There is no time like the present to talk with your family members about how to relieve stress in your home. The best way we know to do this is with a family meeting.
We would suggest that you conduct a family meeting and give everyone a chance to talk. Mom and Dad it is especially important that you are vulnerable and speak from your heart. You might be surprised at the results.
Here are 10 Tips for Successful Family Meetings from Kathy Peel’s book The Family Manager’s Everyday Survival Guide. Feel free to adapt these to the ages of your children. There are lots of great ideas!
A few days before, post the time for the meeting on the refrigerator or somewhere everyone will see it often.
Unless you have an unusual family, don’t expect them to jump for joy over the fact that you’re having a family meeting. Just make sure everyone knows attendance is not an option Fix their favourite snack or dessert. Good food has a way of fostering goodwill and cooperation.
Before the meeting, adults of the family discuss the agenda. Keep it simple. Begin the meeting with a statement of purpose and the agenda. You might explain that you want your home to be less stressful, more organized and a good place to be for all of you. You don’t have to cover all the issues in one meeting. In fact, you can’t. If you try, your kids might still be sitting in their chairs, but they won’t be participating. They’ll be envisioning their future as Cinderella: scrubbing floors and missing balls.
Appoint one person to record all the ideas everyone has on a large sheet of paper or erasable board.
Ask each family member what would make home a good place to be for him or her. Ask them to be as specific as possible. Note: This may install fear in your own heart because you’re afraid of their answers. Fear not, because (a) they haven’t thought about this so they don’t have a long mental laundry list of what they’d like to change, and (b) they don’t want this to be a long meeting.
At this brainstorming stage, no idea is out of bounds. Trust me on this. the requests your family make will be very doable. And it’s going to mean a lot to them that you’re willing to be flexible on some of your standards and that you care about what they think makes home a better place.
Once everyone’s had his or her say, review the list and decide which of the suggestions are most important and most doable. What can you all agree on? What are bottom-liners for Mom and Dad

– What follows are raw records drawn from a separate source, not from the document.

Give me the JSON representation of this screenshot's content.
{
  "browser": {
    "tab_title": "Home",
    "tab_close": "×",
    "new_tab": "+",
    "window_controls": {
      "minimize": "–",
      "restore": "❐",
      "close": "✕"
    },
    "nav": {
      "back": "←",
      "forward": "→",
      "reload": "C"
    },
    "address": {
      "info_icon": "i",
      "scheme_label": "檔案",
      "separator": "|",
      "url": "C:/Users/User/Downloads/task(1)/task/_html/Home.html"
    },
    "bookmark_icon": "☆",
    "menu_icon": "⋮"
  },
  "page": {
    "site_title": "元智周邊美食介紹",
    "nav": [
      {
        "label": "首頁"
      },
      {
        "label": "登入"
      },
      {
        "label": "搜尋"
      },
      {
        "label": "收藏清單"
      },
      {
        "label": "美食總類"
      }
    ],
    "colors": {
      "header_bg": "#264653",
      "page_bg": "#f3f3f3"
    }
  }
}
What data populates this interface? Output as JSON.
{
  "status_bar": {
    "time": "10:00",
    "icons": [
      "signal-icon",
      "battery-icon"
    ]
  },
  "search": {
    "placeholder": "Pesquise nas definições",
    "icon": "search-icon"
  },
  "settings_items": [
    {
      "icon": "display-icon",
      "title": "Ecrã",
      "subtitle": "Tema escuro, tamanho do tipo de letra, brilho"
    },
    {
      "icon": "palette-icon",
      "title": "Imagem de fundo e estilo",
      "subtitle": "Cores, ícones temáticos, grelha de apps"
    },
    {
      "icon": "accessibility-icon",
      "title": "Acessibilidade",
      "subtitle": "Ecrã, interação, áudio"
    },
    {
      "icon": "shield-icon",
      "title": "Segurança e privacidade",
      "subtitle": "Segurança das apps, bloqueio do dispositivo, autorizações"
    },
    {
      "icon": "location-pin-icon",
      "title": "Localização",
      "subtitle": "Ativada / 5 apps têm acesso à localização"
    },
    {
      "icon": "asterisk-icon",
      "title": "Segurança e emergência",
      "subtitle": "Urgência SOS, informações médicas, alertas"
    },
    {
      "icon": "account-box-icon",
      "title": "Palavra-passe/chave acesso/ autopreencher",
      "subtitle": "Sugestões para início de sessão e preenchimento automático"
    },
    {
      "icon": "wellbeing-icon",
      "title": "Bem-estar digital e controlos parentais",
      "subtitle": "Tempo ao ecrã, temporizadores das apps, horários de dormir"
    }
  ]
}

Make plans to implement some of your ideas and strategies by discussing who will be responsible for each item. Give people a chance to volunteer. The teenager who wants a well-stocked refrigerator may be willing to make weekly trips to the grocery store to get it.
Make a brief list of what you decide and post it where it can remind everyone. Remember, change doesn’t happen overnight. Reminders are good for everyone!
Use this time to affirm each member’s efforts in fulfilling the mission of making home a place everyone can use and enjoy. Thank each member for his/her specific contribution.
Schedule a follow-up meeting for a week or a month down the road. Let everyone know that meeting will be for checking in to see how things are going.
Inevitably, a big part of the conversation at family meetings will have to do with chores that need to be shared. I’d like to elaborate a little further on this:
Have the whole family work together to brainstorm a plan of action to accomplish what needs to be done. It is important that everyone feels safe to share.
First of all, list all the chores that need to be accomplished on a daily basis, weekly basis and/or monthly basis. Once the list has been completed, then ask family members to choose which tasks they would like to do. You may need to assign some of the chores that are not chosen. Make a checklist for each family member and put the list in a page protector. This way a dry erase marker can be used to check each chore as it is accomplished.
Discuss your expectations until everyone is clear on their responsibilities. At the meeting, be sure to brainstorm some consequences of not following through on the commitment. Some families may need to go the next step and come up with contracts for each family member. The key is to then be consistent in following up on your expectations. It is the responsibility of the parents to make sure there is accountability. It can be difficult sometimes, but well worth the effort!
Our advice to people regarding the completion of chores has a lot to do with parenting skills. Once the chores have been decided on and assigned, there needs to be discussion about consequences if chores aren’t done. Kids are great at coming up with these so be sure to get their input. Consequences don’t have to be the same for each child either. Find out what works for each of your children.
Getting this far is often the point where the whole thing breaks down. Parents come home and are tired, kids aren’t doing what they are expected to do, but the consequences aren’t enforced. Parents toss in the towel and get frustrated and say the “system” doesn’t work when really it is just a matter of using good parenting skills and sticking with it through the transition time until it becomes a habit for everyone. It is a matter of sticking to it with strict consistency so that children learn that this is serious business and they are part of the family and are expected to contribute. I can’t tell you how many families where this is the main issue–not following through on consequences. Consistency will pay off in the long haul!
If you know a family that would benefit from this idea of family meetings, please forward them our blog!
“I have an interesting case here,” he says. “A woman shot her husband for stepping on the floor she just mopped.”
“Have you arrested her?” asks the sergeant.
“No, not yet. The floor’s still wet.”